How early humans hunted and ate their food can be a gauge of cognitive ability. It takes more strategic planning to capture large, healthy, adult game, transport it home, and butcher it than it does to scavenge what other predators have already killed.
An Israeli cave excavated by archaeologists from the University of Haifa and Tel Aviv University has yielded a veritable banquet of remains: flint tools, a hearth, and the butchered, roasted bones of deer, gazelle, and aurochs, an extinct type of cattle. Preliminary dating of the find adds to a growing body of evidence that sophisticated hunting and food-processing skills were being practiced in the Levant region of the Middle East as early as 200,000 years ago.
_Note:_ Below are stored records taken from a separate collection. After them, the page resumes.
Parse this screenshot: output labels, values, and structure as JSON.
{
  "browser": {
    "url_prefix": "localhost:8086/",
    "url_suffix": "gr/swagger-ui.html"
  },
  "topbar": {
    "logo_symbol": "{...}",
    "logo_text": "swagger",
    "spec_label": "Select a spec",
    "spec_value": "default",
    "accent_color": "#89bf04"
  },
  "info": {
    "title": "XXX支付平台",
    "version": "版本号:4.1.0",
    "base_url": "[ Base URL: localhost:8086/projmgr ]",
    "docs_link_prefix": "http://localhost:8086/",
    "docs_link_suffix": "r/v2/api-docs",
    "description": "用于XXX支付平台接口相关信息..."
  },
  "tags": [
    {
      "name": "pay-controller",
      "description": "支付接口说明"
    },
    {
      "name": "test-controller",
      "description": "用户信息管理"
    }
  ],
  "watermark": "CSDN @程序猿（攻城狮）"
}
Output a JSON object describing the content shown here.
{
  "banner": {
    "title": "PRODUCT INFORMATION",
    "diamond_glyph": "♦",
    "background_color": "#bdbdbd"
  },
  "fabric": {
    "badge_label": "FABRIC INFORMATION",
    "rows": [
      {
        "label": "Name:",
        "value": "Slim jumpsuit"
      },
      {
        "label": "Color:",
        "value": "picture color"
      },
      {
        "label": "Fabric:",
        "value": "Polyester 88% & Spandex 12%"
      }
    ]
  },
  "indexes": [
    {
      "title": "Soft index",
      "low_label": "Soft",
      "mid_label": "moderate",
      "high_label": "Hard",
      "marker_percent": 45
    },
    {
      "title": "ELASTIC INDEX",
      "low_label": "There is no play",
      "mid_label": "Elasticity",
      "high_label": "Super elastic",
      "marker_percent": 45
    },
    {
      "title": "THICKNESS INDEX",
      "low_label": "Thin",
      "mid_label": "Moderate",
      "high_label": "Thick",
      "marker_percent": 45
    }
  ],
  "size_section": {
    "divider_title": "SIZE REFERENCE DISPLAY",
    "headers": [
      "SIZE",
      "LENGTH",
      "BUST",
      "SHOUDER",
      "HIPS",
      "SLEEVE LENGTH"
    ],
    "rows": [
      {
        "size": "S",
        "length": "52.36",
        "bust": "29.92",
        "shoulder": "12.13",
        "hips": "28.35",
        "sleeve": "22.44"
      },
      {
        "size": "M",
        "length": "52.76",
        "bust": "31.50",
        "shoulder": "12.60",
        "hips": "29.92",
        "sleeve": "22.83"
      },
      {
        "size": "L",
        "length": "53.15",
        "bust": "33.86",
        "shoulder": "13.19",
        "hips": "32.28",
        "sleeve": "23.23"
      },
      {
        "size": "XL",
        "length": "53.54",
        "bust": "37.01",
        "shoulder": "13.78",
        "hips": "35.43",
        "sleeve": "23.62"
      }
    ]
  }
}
The next steps: to confirm the date of the site and to find fossils of the humans capable of creating such a feast.